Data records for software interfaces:
####

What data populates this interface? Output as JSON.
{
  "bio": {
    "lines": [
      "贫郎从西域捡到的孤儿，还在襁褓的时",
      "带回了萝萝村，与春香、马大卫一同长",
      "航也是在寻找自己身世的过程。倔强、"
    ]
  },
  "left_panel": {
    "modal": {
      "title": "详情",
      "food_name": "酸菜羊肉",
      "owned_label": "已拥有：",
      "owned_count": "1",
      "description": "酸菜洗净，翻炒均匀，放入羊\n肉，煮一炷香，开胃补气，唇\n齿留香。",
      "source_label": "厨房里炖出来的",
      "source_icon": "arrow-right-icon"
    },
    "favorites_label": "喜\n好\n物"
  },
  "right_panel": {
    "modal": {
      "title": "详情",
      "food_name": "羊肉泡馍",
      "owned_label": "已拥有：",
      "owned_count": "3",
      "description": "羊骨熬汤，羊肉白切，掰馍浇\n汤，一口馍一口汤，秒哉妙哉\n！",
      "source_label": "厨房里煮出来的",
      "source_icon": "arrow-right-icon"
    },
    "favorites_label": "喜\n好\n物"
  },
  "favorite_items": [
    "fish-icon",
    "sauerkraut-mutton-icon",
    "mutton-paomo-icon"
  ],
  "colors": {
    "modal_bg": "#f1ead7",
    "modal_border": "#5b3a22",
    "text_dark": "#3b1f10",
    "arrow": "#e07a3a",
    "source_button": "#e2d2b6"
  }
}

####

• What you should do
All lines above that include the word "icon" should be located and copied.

• Task answer
      "source_icon": "arrow-right-icon"
      "source_icon": "arrow-right-icon"
    "fish-icon",
    "sauerkraut-mutton-icon",
    "mutton-paomo-icon"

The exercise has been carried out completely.